As I foreshadowed in the April newsletter the long awaited Commission of Audit Report was released yesterday. As the scope of the report and recommendations are very broad I thought you would appreciate a very succinct summary of the issues.
A key theme is "business as usual is not a viable option for Australia".
As anticipated, the report focuses on the services provided by the public purse, who is accessing those services, and why. Co-payments are a recurring theme.
Key recommendations from the Phase 1 recommendations include:
- Changing the age pension indexation arrangements to a new benchmark of 28% of Average Weekly Earnings
- Tightening eligibility by:
- Linking eligibility to 77% of life expectancy
- Replacing the current income and assets test including means testing the family home and increasing the income withdrawal taper to 75%
- Abolition of Family Tax Benefit B
- New single means test for Family Tax Benefit A (maximum rate of the benefit paid up to a family adjusted taxable income of $48,837 and then phasing out at 20 cents in the dollar until the payment reaches nil)
- Removing the Large Family Supplement and Multiple Birth Allowance
- Increasing preservation age to 5 years below Age Pension age
- Extending phased preservation age increase so preservation age reaches 62 by 2027

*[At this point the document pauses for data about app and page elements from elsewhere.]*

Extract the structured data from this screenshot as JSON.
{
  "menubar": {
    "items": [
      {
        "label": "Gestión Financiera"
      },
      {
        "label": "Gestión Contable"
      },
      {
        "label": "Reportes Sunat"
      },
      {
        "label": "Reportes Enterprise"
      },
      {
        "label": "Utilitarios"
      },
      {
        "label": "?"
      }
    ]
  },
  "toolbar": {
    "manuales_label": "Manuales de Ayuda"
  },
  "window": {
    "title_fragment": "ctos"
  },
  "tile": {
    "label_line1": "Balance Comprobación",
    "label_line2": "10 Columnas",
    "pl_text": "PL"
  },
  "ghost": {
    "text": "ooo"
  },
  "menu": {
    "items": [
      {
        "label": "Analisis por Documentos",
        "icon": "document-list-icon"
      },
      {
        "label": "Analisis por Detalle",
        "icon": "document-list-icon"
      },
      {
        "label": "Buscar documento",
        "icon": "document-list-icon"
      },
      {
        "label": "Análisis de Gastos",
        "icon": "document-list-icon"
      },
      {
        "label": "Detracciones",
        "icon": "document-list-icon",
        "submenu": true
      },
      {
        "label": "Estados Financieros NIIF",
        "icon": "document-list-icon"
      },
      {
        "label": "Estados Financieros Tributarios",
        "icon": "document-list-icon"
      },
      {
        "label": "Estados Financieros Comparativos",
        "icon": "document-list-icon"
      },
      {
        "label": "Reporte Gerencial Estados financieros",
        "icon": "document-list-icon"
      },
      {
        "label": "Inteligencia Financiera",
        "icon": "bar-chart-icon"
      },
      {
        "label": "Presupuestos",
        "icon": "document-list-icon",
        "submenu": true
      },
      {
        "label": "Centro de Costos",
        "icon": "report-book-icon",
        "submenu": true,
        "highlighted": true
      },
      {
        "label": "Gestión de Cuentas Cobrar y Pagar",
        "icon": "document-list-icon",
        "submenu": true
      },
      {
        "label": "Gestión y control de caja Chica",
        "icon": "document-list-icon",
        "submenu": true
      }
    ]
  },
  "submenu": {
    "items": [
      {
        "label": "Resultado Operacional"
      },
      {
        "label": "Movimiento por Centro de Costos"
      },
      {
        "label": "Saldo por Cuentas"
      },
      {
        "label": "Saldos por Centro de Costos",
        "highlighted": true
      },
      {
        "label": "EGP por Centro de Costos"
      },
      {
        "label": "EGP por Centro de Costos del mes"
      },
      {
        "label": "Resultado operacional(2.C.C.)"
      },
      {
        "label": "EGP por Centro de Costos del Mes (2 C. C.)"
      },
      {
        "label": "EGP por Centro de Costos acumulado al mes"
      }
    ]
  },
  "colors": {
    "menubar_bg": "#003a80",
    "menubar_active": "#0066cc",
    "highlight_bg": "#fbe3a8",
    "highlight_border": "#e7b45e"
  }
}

- High income earners to take out private health insurance for basic health care and precluding them from accessing health insurance rebate
- Co-payments for Medicare
- General patients to pay $15 per service (up to the safety net of 15 visits then $7.50 from that point forward).
- Concession card holders to pay $5 per service (then $2.50 once they have exceeded 15 visits).
- Co-payments for some medications on the Pharmaceutical Benefits Scheme that are currently free
- Paid parental leave scheme - Retains the 1.5% levy on large companies but scales back the scheme to cap at Average Weekly Earnings (currently $57,460) indexed annually
- Child Care Rebate and Child Care Benefit replaced with one means tested scheme. Scheme would cover in-home care and another types of available care.
- Requiring unemployed people aged between 22 and 30 without dependants to relocate to areas of higher employment to access benefits
- Minimum wage capped at 44% of Average Weekly Earnings
- Abolish the Export Market Development Grant amongst other grants
- Scaling back Austrade and Tourism Australia into a commercial arm of the Department of Foreign Affairs & Trade
- Abolishing sector specific R&D programs
- Abolishing the Farm Finance Concessional Loans Scheme
- Where a business has gone into liquidation without paying staff benefits, the Fair Entitlements Guarantee Scheme would be limited to a maximum 16 weeks redundancy payment and limit the wage base to Average Weekly Earnings
- Medical indemnity schemes that subsidise the cost of indemnity insurance to be scaled back
Overall, the report recommends abolishing 7 Government bodies, merging 35, consolidating another 22 into the portfolio department, privatising 9, and reviewing another 26.
- Privatise government bodies that operate in commercial markets across the short, medium and long term including:
- Short term
- Australian Hearing Services.
- Snowy Hydro Limited.
- Defence Housing Australia.
- ASC Pty Ltd.
- Medium term
- Australian Postal Corporation.
- Moorebank Intermodal Company Limited.
- Australian Rail Track Corporation Limited.
- Royal Australian Mint.
- Long term
The second phase of the report is focussed on efficiency and infrastructure. Among other elements it recommends the introduction of a road user charge.
It will be interesting to see what the Government adopts in the Federal Budget on 13 May 2014.
The full report can be accessed at National Commission of Audit
As usual, please do not hesitate to call us on (02) 9891 6100 should you wish to discuss how any of the points raised in the report specifically affect you, or click here to send us an email.
Martin Roughley, Director
Spry Roughley Services Pty Limited